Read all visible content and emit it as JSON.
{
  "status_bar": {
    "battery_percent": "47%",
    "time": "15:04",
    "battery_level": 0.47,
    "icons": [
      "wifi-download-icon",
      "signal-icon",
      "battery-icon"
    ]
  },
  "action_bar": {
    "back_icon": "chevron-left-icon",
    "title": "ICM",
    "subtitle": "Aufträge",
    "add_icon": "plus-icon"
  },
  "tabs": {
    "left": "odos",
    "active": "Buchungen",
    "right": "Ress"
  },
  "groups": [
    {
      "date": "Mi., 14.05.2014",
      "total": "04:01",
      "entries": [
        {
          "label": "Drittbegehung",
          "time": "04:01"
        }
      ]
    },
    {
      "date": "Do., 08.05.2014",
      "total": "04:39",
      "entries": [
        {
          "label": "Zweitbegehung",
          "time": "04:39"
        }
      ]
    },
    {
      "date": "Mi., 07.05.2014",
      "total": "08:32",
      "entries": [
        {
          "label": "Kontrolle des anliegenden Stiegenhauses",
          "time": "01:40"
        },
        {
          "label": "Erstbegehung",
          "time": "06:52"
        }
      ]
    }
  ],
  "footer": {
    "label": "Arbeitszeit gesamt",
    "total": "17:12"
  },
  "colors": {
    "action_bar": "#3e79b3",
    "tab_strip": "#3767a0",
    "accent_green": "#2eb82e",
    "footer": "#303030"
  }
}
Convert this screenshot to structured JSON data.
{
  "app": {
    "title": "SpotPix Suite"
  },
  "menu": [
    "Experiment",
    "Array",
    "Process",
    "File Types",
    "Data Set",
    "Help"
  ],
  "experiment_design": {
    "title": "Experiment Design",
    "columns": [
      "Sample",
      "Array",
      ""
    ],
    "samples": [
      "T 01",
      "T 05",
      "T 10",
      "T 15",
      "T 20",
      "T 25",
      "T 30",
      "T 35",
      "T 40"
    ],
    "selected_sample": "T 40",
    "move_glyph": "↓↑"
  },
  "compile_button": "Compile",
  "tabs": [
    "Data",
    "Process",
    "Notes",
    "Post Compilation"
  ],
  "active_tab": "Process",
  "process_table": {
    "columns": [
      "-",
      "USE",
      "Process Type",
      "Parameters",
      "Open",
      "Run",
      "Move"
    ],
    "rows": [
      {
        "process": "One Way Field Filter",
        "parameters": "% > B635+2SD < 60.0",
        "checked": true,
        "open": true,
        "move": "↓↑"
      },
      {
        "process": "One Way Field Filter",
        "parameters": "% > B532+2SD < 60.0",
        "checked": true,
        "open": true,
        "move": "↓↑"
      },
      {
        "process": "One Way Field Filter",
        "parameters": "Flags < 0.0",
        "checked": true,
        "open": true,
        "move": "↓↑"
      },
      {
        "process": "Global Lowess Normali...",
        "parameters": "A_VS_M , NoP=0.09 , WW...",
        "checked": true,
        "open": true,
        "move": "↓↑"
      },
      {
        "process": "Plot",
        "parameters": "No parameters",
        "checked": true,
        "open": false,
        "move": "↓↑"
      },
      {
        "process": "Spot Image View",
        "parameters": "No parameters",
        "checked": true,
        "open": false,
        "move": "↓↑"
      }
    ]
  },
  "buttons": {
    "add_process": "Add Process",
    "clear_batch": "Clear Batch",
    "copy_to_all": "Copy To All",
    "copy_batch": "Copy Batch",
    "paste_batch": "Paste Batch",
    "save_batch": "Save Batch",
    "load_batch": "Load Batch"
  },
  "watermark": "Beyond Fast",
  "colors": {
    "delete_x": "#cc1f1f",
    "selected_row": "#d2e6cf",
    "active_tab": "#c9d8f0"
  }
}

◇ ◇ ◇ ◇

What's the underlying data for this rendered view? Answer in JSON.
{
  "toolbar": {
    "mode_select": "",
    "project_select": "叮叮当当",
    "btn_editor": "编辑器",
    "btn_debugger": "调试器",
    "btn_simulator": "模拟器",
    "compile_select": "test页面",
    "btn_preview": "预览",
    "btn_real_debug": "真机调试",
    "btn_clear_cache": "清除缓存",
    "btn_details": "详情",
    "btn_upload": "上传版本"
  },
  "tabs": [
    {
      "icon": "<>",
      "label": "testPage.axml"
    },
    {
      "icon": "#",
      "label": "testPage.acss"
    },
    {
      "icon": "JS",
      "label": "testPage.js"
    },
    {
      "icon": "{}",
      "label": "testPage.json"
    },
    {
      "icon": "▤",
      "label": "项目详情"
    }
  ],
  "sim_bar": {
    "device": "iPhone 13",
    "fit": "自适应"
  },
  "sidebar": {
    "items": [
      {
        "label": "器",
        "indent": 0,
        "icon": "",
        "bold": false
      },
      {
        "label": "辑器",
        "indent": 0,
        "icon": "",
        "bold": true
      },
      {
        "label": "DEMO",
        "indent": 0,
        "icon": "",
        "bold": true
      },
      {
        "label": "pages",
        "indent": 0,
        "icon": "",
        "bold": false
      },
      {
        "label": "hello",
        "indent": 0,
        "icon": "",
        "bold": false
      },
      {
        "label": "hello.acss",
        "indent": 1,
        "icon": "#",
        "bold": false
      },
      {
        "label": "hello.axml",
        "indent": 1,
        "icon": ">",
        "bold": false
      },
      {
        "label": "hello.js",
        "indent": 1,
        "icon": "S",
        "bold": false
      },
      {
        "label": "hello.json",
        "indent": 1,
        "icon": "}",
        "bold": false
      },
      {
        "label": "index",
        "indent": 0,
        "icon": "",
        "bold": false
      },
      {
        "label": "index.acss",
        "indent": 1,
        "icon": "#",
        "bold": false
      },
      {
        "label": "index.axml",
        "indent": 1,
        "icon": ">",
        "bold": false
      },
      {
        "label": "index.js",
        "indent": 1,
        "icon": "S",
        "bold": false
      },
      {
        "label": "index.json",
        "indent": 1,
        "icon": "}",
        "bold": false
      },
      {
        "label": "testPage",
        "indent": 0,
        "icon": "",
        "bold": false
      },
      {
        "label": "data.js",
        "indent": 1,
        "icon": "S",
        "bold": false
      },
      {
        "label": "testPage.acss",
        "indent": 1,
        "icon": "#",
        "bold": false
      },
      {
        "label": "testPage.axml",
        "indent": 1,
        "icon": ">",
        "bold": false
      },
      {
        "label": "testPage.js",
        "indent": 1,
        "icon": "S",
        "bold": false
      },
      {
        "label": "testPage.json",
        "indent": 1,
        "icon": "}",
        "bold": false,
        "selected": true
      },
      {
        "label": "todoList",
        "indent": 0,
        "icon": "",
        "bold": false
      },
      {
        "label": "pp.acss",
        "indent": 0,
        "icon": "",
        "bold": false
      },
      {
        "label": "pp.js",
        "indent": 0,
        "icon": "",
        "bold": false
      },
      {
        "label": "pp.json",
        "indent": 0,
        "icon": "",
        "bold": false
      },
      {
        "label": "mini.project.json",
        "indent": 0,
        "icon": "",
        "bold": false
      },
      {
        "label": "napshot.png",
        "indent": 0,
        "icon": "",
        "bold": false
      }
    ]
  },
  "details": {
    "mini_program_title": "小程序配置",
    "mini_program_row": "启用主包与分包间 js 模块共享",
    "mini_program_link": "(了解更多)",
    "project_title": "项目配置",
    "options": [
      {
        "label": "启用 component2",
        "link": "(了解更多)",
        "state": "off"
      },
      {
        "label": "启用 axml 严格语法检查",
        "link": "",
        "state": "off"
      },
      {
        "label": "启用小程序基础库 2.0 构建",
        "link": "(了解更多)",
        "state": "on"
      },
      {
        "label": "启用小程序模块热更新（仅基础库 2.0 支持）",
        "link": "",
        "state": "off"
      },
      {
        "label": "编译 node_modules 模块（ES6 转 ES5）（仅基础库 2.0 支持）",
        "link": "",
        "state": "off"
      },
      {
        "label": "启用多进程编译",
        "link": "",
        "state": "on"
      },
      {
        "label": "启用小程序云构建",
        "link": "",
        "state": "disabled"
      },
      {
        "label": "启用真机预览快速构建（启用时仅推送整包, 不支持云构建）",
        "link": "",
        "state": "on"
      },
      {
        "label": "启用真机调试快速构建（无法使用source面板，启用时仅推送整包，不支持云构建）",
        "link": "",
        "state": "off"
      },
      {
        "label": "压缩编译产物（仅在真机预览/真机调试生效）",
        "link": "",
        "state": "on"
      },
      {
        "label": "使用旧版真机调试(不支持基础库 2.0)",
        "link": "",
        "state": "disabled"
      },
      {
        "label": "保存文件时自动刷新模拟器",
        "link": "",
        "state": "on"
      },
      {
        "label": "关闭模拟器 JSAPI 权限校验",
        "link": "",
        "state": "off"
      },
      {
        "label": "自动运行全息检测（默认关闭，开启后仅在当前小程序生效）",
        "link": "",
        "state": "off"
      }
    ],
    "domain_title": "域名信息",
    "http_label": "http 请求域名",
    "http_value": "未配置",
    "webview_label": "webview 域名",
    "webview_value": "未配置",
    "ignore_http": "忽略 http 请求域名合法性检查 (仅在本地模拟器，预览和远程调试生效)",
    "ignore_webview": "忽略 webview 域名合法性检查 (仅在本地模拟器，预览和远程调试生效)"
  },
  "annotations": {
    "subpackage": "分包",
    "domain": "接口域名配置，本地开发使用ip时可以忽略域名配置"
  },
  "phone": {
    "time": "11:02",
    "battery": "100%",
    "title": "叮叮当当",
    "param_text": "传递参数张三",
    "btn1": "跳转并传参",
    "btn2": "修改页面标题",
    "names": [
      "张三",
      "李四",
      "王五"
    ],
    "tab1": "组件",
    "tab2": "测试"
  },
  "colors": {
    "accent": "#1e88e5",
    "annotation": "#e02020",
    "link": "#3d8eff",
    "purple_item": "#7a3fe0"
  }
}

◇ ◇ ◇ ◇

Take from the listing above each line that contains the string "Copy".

    "copy_to_all": "Copy To All",
    "copy_batch": "Copy Batch",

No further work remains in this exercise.